... the insured's silence will usually be deemed acquiescence. Courts have in general been fairly liberal in implying reservations. [Citations] The authorities are split on the circumstances in which a unilateral reservation of rights will preserve the rights of the insurer. [Citations] Thus, it has been said that the courts are liberal in implying a reservation of rights and deeming the insured's acceptance of the defense to be acquiescence. [Citation] On the other hand, it has been said that if the insured expressly refuses to consent to a reservation of rights, a unilateral reservation is ineffective; the insurer must make an election whether to defend or refuse to defend.
Val's Painting and Drywall, Inc. v. Allstate Insurance Co., 53 Cal. App. 3d 576, 586, 126 Cal. Rptr. 267 (1976). Defendants have offered no evidence that they expressly refused to consent to Omaha Indemnity's reservation of rights. Therefore, the court holds that Omaha Indemnity adequately reserved its right to recovery of litigation expenses in the consolidated actions.
Defendants argue that Omaha Indemnity is barred from recovering its expenses by its own bad faith in defending the consolidated actions. Defendants state that Omaha Indemnity delayed its payment of certain invoices for attorney's fees, made only partial payments in regard to others and disputed legitimate items in the invoices. Defendants allege that they have been damaged by Omaha Indemnity's actions because these actions "resulted in great tension between the Cardon defendants and their counsel." Defendant's Memorandum in Opposition at 3. Omaha Indemnity denies these allegations and argues that they are irrelevant to this proceeding since defendants are free to pursue a bad faith cause of action against Omaha Indemnity. The court does not believe that such allegations, even if assumed to be true, rise to such a level so as to defeat Omaha Indemnity's right to recover monies that it actually paid on the Cardon defendants' behalf.
Plaintiff requests an award against the Cardon defendants in the amount of $495,754.13, plus interest running from December 11, 1987, the date the court's declaratory judgment was entered. Plaintiff has submitted declarations and copies of drafts reflecting monies paid by Omaha Indemnity to the Cardons' defense counsel in the consolidated actions. After reviewing these documents, the court finds that plaintiff is entitled to reimbursement in the amount of $495,754.13 from the Cardon defendants.

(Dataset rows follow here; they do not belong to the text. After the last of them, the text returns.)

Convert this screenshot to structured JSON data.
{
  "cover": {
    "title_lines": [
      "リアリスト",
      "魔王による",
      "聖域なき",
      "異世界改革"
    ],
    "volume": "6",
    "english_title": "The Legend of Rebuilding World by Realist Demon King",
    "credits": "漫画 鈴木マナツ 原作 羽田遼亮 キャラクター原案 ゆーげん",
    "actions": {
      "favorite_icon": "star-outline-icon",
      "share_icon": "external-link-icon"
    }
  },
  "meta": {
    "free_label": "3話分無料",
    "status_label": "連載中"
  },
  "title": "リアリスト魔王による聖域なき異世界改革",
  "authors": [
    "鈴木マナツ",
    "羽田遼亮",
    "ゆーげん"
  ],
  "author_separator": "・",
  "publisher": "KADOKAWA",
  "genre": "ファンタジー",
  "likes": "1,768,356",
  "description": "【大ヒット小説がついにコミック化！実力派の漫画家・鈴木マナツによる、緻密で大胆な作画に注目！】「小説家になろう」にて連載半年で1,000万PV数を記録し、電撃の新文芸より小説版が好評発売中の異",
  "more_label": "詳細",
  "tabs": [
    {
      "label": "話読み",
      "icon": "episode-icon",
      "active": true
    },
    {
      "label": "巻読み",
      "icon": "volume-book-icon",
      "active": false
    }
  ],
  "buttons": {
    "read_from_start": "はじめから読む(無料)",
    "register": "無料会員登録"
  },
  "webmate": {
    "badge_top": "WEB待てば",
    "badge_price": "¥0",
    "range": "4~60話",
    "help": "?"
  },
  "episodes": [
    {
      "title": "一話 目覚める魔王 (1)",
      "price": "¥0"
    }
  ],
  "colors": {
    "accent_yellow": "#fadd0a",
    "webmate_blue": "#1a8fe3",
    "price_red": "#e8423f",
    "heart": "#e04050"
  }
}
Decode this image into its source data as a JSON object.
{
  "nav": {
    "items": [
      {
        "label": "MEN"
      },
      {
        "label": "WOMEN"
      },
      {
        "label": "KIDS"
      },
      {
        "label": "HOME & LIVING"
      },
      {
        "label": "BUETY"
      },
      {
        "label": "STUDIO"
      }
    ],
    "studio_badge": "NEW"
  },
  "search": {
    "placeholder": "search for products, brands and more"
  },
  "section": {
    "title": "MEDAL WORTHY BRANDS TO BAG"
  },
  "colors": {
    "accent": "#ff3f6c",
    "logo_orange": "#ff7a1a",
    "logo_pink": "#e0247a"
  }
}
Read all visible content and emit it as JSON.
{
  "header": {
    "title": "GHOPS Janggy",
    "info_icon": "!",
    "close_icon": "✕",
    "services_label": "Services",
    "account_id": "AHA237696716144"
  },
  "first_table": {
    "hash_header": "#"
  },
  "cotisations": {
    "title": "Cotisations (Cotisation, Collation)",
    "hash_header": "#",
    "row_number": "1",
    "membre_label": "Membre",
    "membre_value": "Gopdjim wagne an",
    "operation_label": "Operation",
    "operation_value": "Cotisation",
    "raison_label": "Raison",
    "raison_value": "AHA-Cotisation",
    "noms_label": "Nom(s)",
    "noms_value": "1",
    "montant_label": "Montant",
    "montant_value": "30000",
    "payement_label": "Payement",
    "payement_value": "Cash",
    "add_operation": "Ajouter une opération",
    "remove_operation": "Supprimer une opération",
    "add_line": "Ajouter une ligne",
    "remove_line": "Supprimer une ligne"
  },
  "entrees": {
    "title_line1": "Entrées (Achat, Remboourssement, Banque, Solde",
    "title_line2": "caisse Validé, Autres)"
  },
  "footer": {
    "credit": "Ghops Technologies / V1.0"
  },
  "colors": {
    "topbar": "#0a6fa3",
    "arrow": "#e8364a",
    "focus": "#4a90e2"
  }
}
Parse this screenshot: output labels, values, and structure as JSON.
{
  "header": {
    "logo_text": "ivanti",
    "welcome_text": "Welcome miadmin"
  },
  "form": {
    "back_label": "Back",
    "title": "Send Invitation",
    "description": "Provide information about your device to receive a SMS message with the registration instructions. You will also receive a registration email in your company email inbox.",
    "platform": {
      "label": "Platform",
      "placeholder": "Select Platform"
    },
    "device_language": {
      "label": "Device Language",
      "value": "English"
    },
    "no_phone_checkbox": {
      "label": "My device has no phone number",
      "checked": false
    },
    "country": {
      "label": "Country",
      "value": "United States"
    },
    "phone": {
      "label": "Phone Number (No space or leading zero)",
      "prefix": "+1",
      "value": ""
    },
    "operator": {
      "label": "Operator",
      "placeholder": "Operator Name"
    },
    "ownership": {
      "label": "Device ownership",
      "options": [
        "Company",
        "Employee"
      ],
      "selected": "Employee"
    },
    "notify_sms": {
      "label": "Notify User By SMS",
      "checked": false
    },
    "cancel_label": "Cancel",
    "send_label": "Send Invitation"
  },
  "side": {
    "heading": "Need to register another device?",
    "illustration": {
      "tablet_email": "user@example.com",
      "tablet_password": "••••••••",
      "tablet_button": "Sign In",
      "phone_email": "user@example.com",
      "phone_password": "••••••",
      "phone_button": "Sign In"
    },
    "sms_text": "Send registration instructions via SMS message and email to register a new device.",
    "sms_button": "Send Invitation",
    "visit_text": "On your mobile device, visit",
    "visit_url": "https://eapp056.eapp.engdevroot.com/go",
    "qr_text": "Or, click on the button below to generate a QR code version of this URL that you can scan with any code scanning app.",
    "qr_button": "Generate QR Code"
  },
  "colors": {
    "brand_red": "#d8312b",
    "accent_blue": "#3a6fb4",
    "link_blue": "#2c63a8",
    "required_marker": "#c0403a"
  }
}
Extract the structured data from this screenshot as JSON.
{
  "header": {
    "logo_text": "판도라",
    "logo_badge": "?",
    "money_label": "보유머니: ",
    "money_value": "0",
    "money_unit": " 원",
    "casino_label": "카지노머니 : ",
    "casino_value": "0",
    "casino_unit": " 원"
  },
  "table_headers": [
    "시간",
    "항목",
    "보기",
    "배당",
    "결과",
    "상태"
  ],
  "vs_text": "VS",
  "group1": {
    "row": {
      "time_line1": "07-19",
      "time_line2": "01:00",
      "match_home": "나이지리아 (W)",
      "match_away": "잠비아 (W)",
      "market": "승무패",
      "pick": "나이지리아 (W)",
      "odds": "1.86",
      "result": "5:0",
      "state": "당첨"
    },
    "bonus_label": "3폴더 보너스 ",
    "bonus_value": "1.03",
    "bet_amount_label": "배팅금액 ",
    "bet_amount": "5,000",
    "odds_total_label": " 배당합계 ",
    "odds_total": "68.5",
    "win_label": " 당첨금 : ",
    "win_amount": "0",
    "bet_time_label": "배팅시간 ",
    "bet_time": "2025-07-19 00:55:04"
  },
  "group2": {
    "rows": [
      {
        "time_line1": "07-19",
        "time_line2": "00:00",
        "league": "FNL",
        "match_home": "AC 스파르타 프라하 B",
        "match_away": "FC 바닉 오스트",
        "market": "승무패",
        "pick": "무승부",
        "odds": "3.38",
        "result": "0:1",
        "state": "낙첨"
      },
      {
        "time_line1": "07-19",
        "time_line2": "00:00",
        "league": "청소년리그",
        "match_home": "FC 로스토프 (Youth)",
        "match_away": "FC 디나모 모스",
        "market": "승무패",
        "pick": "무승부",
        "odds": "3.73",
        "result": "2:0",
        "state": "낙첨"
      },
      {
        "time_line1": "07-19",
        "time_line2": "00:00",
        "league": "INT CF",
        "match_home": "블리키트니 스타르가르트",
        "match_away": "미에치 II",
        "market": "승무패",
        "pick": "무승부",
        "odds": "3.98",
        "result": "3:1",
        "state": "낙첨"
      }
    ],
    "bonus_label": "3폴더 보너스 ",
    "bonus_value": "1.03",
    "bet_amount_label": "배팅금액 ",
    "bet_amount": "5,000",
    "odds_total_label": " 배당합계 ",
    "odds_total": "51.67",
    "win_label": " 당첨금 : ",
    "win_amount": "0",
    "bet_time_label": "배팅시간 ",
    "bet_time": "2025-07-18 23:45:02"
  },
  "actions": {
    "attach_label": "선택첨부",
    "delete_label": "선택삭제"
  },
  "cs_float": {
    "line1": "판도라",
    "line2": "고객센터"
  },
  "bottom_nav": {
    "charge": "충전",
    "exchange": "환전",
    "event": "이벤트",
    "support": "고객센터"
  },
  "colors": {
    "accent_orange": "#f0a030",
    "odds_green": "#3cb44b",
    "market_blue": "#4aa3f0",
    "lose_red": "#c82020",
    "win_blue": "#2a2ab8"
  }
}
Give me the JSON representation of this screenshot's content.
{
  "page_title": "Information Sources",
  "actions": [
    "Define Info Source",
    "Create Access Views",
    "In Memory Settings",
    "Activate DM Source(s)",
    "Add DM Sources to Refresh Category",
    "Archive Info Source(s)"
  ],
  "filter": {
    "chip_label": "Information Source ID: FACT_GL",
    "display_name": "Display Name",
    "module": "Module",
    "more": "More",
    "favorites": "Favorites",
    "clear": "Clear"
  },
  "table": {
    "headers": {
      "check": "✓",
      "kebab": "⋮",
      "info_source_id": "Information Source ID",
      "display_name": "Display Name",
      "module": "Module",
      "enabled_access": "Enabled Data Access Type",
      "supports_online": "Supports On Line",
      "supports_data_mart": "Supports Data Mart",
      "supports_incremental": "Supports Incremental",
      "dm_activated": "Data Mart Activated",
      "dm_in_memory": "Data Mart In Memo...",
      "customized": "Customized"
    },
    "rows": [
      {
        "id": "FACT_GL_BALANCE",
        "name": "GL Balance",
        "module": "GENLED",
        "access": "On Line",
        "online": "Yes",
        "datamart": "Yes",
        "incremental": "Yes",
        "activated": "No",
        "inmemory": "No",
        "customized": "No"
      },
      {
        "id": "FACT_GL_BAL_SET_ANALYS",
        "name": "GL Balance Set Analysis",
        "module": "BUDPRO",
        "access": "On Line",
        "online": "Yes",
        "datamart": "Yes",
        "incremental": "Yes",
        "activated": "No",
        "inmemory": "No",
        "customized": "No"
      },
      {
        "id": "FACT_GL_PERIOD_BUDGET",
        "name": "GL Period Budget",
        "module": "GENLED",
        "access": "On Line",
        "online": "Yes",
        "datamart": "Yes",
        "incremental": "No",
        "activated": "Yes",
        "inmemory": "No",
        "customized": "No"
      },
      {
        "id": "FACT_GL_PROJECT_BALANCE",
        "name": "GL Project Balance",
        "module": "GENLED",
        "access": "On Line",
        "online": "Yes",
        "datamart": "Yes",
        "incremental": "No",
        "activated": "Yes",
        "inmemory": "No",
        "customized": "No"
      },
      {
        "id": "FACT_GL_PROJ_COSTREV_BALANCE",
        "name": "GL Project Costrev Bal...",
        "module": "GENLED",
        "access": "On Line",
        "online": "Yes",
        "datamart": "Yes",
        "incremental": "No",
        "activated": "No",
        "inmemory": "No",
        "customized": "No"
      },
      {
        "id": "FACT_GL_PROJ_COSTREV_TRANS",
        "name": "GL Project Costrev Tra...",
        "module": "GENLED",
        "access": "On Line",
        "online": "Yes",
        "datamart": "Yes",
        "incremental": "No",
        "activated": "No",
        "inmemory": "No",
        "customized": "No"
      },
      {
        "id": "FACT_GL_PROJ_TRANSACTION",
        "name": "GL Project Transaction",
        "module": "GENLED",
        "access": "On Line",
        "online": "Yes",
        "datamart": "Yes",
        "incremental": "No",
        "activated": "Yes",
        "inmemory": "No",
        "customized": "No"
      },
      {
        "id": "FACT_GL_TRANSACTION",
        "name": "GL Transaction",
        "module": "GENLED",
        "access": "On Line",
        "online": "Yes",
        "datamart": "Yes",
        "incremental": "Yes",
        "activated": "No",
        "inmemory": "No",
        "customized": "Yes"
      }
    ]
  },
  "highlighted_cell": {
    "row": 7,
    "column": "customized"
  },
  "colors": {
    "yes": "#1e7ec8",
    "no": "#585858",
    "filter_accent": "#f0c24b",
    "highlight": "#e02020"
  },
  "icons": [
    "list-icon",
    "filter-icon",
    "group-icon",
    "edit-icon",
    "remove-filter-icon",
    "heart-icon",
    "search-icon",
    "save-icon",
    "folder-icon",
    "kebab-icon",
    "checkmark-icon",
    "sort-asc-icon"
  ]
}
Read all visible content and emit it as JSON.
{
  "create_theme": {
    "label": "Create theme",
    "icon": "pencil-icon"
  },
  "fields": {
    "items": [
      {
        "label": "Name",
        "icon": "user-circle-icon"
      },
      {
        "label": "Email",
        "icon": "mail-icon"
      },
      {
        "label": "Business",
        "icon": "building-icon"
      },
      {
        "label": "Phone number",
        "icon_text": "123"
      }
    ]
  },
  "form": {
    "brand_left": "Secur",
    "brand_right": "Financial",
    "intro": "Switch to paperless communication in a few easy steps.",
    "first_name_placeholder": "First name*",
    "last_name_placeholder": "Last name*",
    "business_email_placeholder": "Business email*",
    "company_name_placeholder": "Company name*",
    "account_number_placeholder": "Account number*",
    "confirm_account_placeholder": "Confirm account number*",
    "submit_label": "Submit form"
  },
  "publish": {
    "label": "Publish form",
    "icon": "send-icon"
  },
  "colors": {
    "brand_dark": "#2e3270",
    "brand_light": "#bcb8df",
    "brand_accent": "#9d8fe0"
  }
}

Interest on this award shall run from the date of the filing of this order rather than the court's previous order since that order did not establish plaintiff's entitlement to reimbursement.
In accordance with the foregoing, it is hereby ordered that:
(1) plaintiff's motions for summary adjudication and an order reimbursing attorney's fees are granted;
(2) defendants' motion to strike is denied; and
(3) an award for reimbursement of litigation expenses is proper and awarded in the amount of $495,754.13.